Task item
Every line of the entries below that mentions "Give" is to be copied out.

The data
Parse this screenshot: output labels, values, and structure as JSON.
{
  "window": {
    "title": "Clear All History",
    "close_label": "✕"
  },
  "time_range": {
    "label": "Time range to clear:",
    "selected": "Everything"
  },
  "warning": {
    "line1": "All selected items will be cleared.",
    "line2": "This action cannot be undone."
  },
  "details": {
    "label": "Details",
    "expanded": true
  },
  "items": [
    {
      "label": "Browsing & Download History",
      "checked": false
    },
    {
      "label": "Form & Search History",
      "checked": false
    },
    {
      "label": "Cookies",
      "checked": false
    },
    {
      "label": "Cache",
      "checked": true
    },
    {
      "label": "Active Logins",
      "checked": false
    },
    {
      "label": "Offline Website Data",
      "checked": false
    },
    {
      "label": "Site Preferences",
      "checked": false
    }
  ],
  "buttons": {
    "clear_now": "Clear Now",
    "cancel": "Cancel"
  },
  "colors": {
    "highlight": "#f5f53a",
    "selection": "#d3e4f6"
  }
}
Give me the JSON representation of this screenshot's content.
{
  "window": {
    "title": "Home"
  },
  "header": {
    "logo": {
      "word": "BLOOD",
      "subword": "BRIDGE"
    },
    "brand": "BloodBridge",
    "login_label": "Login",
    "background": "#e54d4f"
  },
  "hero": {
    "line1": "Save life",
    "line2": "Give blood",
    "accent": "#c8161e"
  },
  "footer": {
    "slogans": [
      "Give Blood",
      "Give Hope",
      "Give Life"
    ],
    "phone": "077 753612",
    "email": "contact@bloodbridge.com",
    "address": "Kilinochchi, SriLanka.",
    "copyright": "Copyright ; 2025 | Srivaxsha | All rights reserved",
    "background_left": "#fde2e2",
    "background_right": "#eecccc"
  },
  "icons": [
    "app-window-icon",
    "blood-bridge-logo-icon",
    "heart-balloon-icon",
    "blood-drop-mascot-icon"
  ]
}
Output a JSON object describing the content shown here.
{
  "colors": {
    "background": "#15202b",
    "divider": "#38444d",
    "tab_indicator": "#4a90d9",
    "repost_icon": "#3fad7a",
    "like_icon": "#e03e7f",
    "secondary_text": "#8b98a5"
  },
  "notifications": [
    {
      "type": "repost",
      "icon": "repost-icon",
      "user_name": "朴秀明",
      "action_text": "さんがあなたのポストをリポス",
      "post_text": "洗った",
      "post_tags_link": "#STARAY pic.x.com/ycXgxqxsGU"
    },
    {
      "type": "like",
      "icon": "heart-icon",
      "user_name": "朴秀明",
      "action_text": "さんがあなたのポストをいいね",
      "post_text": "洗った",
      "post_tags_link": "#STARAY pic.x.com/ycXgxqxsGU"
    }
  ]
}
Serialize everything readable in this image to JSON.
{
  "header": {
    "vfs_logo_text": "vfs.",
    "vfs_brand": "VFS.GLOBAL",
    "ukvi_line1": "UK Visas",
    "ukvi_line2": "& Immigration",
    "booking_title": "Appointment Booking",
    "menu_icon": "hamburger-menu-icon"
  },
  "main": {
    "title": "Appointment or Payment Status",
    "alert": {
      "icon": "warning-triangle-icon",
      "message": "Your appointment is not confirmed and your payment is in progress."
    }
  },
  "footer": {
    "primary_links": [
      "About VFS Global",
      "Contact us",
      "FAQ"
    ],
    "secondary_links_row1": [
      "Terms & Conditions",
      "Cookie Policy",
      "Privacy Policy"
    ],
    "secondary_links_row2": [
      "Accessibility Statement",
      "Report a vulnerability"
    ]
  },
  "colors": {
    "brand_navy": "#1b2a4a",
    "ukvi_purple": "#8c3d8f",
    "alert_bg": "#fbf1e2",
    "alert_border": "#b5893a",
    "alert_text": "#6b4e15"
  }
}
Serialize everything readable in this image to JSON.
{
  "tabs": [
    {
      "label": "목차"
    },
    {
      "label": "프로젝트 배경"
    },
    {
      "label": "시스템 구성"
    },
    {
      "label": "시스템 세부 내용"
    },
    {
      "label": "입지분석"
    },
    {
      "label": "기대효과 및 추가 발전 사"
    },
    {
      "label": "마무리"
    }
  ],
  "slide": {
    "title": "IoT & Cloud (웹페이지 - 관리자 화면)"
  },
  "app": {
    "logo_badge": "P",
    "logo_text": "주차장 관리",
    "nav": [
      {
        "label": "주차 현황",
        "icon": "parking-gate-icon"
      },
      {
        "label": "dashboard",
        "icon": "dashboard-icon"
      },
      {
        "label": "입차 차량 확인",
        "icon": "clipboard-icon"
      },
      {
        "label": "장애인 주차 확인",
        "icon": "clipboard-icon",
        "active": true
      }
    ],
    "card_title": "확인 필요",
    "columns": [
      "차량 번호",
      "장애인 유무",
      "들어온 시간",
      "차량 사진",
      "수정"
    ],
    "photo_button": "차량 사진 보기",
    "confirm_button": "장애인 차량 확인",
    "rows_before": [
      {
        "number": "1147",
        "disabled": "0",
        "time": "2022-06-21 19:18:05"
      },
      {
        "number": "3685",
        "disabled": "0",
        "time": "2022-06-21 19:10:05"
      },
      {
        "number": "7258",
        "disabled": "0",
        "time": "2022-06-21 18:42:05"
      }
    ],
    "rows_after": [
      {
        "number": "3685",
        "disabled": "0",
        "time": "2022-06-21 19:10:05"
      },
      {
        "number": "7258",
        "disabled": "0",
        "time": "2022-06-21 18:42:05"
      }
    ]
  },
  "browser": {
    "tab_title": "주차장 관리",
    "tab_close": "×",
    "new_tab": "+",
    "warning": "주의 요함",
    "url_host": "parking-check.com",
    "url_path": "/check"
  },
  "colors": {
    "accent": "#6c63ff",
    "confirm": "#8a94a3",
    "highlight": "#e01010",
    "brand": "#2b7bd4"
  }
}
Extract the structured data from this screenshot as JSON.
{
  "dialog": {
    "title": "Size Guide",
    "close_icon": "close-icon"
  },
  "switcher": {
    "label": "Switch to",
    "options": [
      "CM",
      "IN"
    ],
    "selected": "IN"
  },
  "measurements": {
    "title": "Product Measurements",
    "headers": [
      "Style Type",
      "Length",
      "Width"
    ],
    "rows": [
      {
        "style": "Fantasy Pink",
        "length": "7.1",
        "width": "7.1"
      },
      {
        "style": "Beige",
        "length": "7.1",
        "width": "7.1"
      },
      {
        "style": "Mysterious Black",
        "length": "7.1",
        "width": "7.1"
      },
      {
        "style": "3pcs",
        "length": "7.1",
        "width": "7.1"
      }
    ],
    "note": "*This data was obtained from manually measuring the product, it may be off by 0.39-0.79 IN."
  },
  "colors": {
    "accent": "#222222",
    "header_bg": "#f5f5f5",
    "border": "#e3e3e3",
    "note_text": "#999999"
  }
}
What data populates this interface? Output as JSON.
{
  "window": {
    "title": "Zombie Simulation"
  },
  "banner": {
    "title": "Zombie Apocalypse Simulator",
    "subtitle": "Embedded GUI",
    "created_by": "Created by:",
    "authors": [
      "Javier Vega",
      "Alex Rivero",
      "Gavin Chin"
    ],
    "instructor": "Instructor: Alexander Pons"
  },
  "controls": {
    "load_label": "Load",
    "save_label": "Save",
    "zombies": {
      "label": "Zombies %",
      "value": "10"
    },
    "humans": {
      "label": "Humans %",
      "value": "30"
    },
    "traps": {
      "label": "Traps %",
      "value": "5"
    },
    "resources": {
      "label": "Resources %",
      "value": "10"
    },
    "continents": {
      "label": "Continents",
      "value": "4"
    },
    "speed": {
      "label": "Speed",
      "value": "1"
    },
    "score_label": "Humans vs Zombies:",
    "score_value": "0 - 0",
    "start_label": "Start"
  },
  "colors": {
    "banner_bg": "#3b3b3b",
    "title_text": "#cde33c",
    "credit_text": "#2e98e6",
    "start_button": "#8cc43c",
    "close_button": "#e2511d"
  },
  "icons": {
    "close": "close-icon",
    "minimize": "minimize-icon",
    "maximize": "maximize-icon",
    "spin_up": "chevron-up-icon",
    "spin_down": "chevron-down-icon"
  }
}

Solution to this problem
Give me the JSON representation of this screenshot's content.
    "line2": "Give blood",
      "Give Blood",
      "Give Hope",
      "Give Life"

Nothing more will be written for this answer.